At some point electric vehicles will become the norm, not the exception. This means shops will need to start adapting for future needs. Will your shop be ready?By Dave Giles
With the increase of electric vehicles (EV) on the road, shops are pondering how they will adapt to EV servicing. Traditionally, service and maintenance were a necessity to keep your vehicle running and driving clean and safe. With an electric vehicle many of the traditional components are now eliminated. Some of these include powertrain filters, oil changes, engine filters, transmission fluid and filters and ignition system components as well as the thousands of parts and hundreds of moving parts are now gone.
What about maintenance services such as tire rotations, brake service, alignments, and other vehicle related services? With EVs these services are still required same as traditional gas-powered vehicles. The biggest misconception in capturing new electric vehicle service will be understanding what the customer expects from their electric vehicle.
In the past a conventional internal combustion engine (ICE)-powered vehicle customer would be in for regular service because the customer wanted to keep their car running and reliable.

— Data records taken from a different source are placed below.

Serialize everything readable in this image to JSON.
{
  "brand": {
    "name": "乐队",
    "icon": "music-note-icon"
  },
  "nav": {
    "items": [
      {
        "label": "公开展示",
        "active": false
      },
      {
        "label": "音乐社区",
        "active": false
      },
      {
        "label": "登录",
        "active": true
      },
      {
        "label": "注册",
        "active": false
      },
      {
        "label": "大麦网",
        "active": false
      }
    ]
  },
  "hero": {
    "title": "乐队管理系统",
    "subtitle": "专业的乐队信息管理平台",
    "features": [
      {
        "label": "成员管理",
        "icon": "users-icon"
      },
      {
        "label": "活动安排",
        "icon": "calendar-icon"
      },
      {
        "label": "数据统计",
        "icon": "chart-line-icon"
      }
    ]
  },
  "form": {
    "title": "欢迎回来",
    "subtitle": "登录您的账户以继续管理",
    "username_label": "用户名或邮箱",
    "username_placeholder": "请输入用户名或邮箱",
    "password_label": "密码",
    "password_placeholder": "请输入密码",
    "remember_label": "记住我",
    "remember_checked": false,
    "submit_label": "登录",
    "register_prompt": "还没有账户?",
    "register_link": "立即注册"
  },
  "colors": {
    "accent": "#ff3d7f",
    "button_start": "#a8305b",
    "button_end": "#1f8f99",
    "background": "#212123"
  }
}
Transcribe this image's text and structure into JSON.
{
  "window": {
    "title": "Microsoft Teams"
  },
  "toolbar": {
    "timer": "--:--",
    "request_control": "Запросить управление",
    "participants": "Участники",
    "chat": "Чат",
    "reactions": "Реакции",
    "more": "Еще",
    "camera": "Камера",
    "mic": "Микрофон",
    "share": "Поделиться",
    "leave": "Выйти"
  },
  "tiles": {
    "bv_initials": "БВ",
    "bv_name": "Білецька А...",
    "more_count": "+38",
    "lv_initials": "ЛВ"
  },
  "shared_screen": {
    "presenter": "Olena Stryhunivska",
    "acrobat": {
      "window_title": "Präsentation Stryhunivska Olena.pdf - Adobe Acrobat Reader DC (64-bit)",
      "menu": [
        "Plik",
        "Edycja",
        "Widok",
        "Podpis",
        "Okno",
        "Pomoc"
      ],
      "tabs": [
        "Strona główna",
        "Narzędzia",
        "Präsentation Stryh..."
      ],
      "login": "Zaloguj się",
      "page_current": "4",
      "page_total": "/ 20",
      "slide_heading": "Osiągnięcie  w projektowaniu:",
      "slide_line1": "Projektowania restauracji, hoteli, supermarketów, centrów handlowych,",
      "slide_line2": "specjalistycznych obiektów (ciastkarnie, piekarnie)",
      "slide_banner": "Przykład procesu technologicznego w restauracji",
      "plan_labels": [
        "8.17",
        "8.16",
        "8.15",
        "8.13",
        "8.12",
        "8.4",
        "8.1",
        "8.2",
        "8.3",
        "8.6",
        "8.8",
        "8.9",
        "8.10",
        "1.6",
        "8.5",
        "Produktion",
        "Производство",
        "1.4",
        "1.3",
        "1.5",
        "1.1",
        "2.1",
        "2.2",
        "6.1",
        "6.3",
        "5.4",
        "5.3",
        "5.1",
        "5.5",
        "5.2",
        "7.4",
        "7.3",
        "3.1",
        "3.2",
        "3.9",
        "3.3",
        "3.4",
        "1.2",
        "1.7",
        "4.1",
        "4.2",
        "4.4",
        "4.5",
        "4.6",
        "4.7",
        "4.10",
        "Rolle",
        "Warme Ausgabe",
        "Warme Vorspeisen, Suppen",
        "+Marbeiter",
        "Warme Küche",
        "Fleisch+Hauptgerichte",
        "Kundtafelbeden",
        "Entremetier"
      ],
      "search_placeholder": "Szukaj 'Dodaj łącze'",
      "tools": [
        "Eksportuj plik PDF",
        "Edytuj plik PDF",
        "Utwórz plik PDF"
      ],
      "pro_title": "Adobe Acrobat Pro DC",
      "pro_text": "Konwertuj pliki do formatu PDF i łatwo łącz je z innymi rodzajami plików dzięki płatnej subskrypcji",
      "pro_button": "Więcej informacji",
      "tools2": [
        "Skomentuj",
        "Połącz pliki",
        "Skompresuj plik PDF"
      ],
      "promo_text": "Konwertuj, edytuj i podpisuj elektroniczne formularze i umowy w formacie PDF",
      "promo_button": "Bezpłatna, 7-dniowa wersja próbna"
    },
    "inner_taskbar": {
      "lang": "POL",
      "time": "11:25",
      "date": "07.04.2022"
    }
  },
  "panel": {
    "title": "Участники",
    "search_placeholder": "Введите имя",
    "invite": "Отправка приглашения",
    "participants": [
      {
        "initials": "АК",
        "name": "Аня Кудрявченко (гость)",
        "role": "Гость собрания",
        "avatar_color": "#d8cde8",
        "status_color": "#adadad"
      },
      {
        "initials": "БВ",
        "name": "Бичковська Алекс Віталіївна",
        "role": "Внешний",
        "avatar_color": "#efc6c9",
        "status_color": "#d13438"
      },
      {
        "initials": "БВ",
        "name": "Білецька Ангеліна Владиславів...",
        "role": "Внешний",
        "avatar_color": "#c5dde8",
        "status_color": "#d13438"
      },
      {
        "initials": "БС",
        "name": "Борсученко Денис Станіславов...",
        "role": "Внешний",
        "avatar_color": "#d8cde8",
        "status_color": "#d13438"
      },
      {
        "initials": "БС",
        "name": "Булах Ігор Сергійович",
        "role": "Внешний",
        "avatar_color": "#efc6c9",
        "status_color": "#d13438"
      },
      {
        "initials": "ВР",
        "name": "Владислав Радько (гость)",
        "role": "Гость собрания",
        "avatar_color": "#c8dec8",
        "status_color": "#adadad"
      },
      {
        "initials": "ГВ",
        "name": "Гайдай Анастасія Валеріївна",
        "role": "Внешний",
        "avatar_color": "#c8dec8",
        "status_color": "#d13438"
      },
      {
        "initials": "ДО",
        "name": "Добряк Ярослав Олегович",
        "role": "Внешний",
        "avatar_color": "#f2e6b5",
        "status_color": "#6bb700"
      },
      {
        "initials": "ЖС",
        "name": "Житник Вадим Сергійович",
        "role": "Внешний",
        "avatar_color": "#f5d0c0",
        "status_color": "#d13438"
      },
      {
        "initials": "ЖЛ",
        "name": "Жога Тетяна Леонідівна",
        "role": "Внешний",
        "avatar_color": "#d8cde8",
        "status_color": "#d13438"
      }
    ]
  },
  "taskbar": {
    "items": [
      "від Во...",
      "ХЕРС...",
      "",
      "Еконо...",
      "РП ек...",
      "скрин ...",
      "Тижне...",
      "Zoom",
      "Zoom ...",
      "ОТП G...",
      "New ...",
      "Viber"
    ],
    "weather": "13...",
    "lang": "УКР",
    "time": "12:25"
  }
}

EV owners are as much concerned with efficiency and range. Electric vehicle owners are all about how far they can travel and how much energy they are using to get there. So, this means some of the most important services on an EV are about maintaining the items that maximize this and understanding this will make adapting electric vehicles to your work bays easier. This also means it opens new services that are not typically found on gas-powered vehicles. These would include underbelly pan service, battery health report and BMS resets among others.
Electric vehicles also have inherently higher wear on tires due to weight and torque. This means more frequent tire rotations, alignments, and suspension checks. EVs have lots of underbelly pans which can capture rocks and dirt, creating added weight, hanging belly pans and causing corrosion. New services like battery health checks and BMS resets are added services as are specialized rust protection applications and protection services.
So, how do you prepare for these services? The first thing is to ensure you are ready for proper procedures in basic services and maintenance. Ensure you know what depth you want your shop to be involved in repair and service of EVs. I know many shops that don’t do engine rebuilds, transmission rebuilds or even head gasket repairs on gas- powered vehicles. So, like engine rebuilding if you want to specialize than your level of equipment will have to be more than just doing tire rotations. Electric vehicles are no different. How many battery rebuilds will you do on a three-or four-year-old EV? How many electronics or drive units will need replacing in the next five,10 years and so on?.
Show that you’re ready and your technicians understand how the cars work and are confident in doing maintenance and servicing. Familiarize them with different brands and the OE requirements for services they need. Some of this includes starting and driving the cars, component locations, safety and lifting cars. Make sure you have good information on the vehicles you service. Then advertise these services. Social media and local radio are great outlets to help get the word out. Having something new and unique is always a good news story for local news media. Consider installing charging stations on the outside of your building. A customer getting a top-up after their service is always a positive note.
Today’s customers are different. They buy cars online, they shop online and have remote access through their smart phone to communicate every minute of their day with the world. This means a shop needs to change as well to adopt and embrace electric vehicles into their bays. Many shops that have already integrated EV services have seen an increase with new customers on gas-powered vehicles commenting. “if you can work on electric vehicles you definitely know about working on my gas car and my next car will definitely be electric””